As the Band (who, as the Hawks, backed him on a few tracks on the soundtrack of the oddball 1967 doc You Are What You Eat) once sang, life is a carnival. And it truly was with Tiny Tim. In 1969, he and his then 17-year-old girlfriend, Miss Vicki (Vicki Budinger), were married on Johnny Carson’s Tonight Show, where Tiny had been a recurring guest. As we hear Carson announce during one of Tiny’s later appearances, the wedding was the highest-rated TV event of its time next to the moon landing. The proto-reality-star aspect only swelled over time: When Tim later talked publicly about his divorce from Vicki, he’s turned his life into a real-life soap opera.

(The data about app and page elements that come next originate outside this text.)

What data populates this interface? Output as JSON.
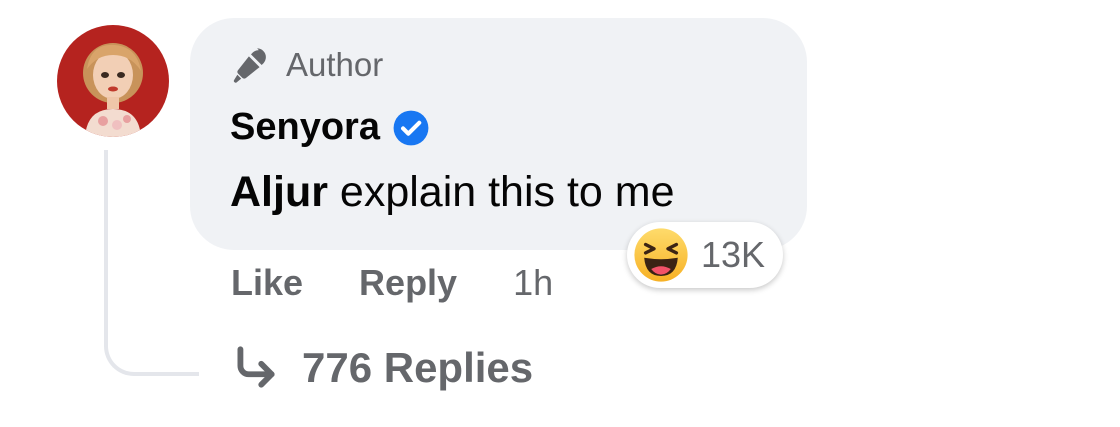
{
  "comment": {
    "author_badge": "Author",
    "author_name": "Senyora",
    "text_mention": "Aljur",
    "text_rest": " explain this to me",
    "reaction_count": "13K",
    "reaction_icon": "haha-emoji-icon"
  },
  "actions": {
    "like_label": "Like",
    "reply_label": "Reply",
    "timestamp": "1h"
  },
  "replies": {
    "label": "776 Replies"
  },
  "colors": {
    "bubble": "#f0f2f5",
    "secondary_text": "#65676b",
    "verified_blue": "#1877f2",
    "thread_line": "#e4e6eb",
    "avatar_bg": "#b5231f"
  }
}
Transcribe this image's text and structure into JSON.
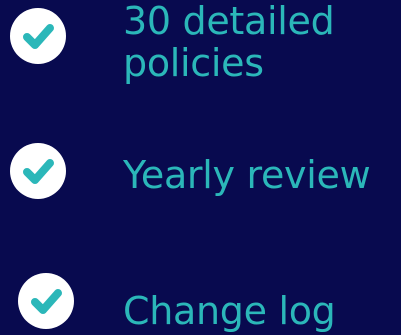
{
  "background_color": "#080a4f",
  "accent_color": "#2bb7b9",
  "check_color": "#2bb7b9",
  "badge_color": "#ffffff",
  "features": [
    {
      "icon": "check-circle-icon",
      "line1": "30 detailed",
      "line2": "policies"
    },
    {
      "icon": "check-circle-icon",
      "line1": "Yearly review"
    },
    {
      "icon": "check-circle-icon",
      "line1": "Change log"
    }
  ]
}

During his heyday, Tim was a proud outsider and even something of a queer icon, and King for a Day makes a claim for him as a forerunner to androgynous pop stars ranging from glam rockers to Boy George. In the way he transformed from schlumpy guy to makeup-plastered carny entertainer, he definitely seems to have paved the way for Alice Cooper. But as King for a Day relates, he was also proudly heterosexual (and fond of groupies and a degree of kink, which tormented him).
Neither smirky or patronizing, King for a Day uses archival footage, intermittent animation and interviews with friends, fellow entertainers and the last of Tiny’s three spouses to flesh out his back story. Not surprisingly, Tiny grew up feeling lonely, freakish and sexually conflicted. But we also learn he was the child of a Lebanese father and Jewish mother, and his father in particular didn’t seem to know what to make of his son (especially when he finds one of his male friends in the same bed, even if they weren’t having sex). When Tiny gains enough confidence to start singing in public, he’s heckled, and one of his first gigs is being part of a freak show in New York’s Times Square, where he sings near a bearded woman and other human oddities. But when he’s suddenly (and, he claims, divinely) inspired to sing in a trilly falsetto like Bing Crosby on helium, stardom and fame come calling
Tiny’s humbling last few years are the stuff of docs past, present and future. By the dawn of the Eighties, he was on a permanent comeback trail, which included trying to go country, appearing in the campy 1987 horror movie Blood Harvest and remaking “Tiptoe Through the Tulips” with a punk band. Some of the most poignant clips in King for a Day document the period when he was performing in a traveling circus, as if his life had gone full circle back to the freak-show days. And judging by letters and diaries (read by “Weird Al” Yankovic), Tiny, who was reportedly more serious than his public persona let on, knew all too well that that had happened.
But give Tiny Tim this: He died loving what he did. In 1996, he suffered a heart attack during a performance in Minneapolis, just as it seemed as if he was on the verge of some sort of kitschy rediscovery. It’s hard to say whether that comeback would have ever happened. His singing voice and records remain the definition of acquired taste, and King for a Day won’t necessarily send you back to his songs the way other first-rate music docs can. But watching it, you feel glad that such a genuine oddball lived his particular dream and never revealed any public bitterness over the arc of his life. His legacy, it turns out, was the last thing from tiny.